A buffer system is a solution that prevents the drastic change in the concentration of H+ ions (and pH) in the system. It is useful in the biological system because proteins and enzymes are highly susceptible to degradation and denaturation at any time if there is a change in pH. A buffer solution consists of two components; a weak base and its conjugate acid.
For example, there are many types of buffer systems in our bodies. These are ammonia buffer systems (composed of ammonia and ammonium ions), bicarbonate buffer systems (composed of bicarbonate ions and carbon dioxide), and many others involved in amino acids and peptides. A buffer solution is also important for the protein and enzyme work in the biochemistry laboratory, where researchers used it for the extraction of proteins/enzymes and their storage without letting them degrade.

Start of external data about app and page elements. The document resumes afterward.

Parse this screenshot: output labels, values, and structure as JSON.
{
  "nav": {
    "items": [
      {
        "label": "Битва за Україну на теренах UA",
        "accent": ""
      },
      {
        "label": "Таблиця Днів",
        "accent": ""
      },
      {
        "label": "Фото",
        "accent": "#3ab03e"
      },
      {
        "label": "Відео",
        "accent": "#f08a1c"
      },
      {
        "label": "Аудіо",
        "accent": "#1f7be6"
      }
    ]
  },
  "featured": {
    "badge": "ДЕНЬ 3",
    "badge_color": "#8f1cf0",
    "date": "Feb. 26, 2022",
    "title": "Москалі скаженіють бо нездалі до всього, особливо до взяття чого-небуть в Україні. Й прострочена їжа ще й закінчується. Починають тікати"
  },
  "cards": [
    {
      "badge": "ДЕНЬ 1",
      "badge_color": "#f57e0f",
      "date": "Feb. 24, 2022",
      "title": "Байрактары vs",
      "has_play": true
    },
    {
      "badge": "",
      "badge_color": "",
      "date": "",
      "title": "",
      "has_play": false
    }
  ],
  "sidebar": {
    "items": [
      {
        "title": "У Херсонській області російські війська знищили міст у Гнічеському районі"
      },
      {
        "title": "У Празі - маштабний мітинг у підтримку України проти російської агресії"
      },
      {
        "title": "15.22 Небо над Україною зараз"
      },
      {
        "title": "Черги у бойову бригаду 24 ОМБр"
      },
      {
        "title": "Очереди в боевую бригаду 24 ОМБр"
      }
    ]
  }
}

If there is an increase in pH, the acidic component of the buffer solution will neutralize the OH- ions if there is a decrease in pH the basic component of the buffer solution will neutralize the H+ ions. In this way, the buffer system prevents the drastic change in the pH of the solution. However, every buffer system has its own buffering zone, beyond that they will not work. This is because, out of the buffering zone or range, there will be no acidic or basic components left to neutralize the H+ or OH- ions.
Every buffer system is measured by its ionic strength and pH value. As, for example, 50 mM phosphate buffer of pH 6.8 where 50 mM is the ionic strength of the phosphate buffer and 6.8 is the working pH of that buffer and its buffering zone will be 6.8± 1. That means the phosphate buffer of pH 6.8 can work well within the range of pH 5.8 to pH 7.8. I hope it is clear to you now the importance of a buffer system.